WHAT YOU HAVE TO DO:
Please read the records below and return each line holding the string "Open".

Start of SUPPLIED MATERIAL

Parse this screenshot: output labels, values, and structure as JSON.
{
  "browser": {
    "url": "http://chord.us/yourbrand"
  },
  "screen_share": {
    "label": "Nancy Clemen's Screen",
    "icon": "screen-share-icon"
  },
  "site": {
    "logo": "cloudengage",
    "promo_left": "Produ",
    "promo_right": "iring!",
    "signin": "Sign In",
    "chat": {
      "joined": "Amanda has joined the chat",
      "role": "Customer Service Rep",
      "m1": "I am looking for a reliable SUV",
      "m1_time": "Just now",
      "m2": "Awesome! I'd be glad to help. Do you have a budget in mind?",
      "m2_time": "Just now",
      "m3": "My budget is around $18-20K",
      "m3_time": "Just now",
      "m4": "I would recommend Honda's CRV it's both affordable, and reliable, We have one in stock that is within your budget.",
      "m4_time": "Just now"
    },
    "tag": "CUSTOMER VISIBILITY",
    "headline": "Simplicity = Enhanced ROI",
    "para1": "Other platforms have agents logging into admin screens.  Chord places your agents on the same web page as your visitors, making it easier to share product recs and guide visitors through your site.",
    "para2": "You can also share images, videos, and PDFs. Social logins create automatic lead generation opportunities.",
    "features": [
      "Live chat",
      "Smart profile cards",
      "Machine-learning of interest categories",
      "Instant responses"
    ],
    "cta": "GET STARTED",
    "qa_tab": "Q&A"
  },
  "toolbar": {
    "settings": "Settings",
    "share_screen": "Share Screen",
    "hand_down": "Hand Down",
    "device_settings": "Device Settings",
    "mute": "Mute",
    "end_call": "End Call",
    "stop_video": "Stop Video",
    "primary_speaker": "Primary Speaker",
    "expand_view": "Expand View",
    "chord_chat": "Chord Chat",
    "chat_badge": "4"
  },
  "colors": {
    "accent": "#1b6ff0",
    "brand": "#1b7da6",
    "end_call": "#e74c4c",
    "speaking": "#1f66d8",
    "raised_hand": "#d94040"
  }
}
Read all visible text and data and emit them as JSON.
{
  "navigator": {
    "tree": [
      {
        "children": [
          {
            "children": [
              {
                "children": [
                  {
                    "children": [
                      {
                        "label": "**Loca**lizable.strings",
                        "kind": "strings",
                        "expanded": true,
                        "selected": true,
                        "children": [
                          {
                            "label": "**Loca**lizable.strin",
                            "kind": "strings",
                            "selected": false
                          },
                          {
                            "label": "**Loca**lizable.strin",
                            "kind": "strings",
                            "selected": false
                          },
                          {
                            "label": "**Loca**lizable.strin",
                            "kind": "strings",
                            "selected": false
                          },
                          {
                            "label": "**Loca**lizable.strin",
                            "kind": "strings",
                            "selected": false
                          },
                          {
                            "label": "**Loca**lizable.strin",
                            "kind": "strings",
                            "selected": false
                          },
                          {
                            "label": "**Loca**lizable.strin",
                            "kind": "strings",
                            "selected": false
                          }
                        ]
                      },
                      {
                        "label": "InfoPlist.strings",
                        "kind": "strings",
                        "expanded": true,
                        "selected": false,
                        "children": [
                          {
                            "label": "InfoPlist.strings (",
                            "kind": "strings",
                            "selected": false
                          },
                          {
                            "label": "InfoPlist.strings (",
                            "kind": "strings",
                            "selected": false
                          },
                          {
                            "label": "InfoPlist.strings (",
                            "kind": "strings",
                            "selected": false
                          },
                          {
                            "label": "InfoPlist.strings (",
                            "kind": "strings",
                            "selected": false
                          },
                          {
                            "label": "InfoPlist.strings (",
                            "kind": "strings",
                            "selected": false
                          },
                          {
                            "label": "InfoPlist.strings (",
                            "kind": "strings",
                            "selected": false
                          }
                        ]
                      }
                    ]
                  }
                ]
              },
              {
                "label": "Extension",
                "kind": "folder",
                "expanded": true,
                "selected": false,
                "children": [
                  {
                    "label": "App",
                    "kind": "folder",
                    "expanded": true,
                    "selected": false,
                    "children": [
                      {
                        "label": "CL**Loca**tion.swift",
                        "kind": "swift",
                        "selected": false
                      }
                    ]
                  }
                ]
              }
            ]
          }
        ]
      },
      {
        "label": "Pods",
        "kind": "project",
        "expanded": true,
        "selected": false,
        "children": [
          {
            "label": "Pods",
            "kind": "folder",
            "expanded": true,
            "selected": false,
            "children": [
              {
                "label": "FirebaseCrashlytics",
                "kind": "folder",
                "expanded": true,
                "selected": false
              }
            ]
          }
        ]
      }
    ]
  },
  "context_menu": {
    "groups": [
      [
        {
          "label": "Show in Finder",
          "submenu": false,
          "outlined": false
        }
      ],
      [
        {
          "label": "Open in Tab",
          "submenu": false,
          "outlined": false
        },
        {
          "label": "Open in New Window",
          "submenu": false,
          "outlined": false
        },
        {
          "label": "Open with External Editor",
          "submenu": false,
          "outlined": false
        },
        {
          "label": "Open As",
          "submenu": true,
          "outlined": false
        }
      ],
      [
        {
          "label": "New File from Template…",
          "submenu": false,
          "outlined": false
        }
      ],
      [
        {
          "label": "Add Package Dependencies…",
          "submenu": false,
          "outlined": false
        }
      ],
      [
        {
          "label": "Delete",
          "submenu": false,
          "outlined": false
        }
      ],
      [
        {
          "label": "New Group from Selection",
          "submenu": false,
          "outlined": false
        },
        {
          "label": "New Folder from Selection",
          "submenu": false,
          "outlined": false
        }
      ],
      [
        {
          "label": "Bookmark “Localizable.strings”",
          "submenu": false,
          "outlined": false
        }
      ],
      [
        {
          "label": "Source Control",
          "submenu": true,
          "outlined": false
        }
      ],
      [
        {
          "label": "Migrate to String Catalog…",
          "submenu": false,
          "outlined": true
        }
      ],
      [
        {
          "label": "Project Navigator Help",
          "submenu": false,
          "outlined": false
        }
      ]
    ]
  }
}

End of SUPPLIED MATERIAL

TASK OUTPUT:
          "label": "Open in Tab",
          "label": "Open in New Window",
          "label": "Open with External Editor",
          "label": "Open As",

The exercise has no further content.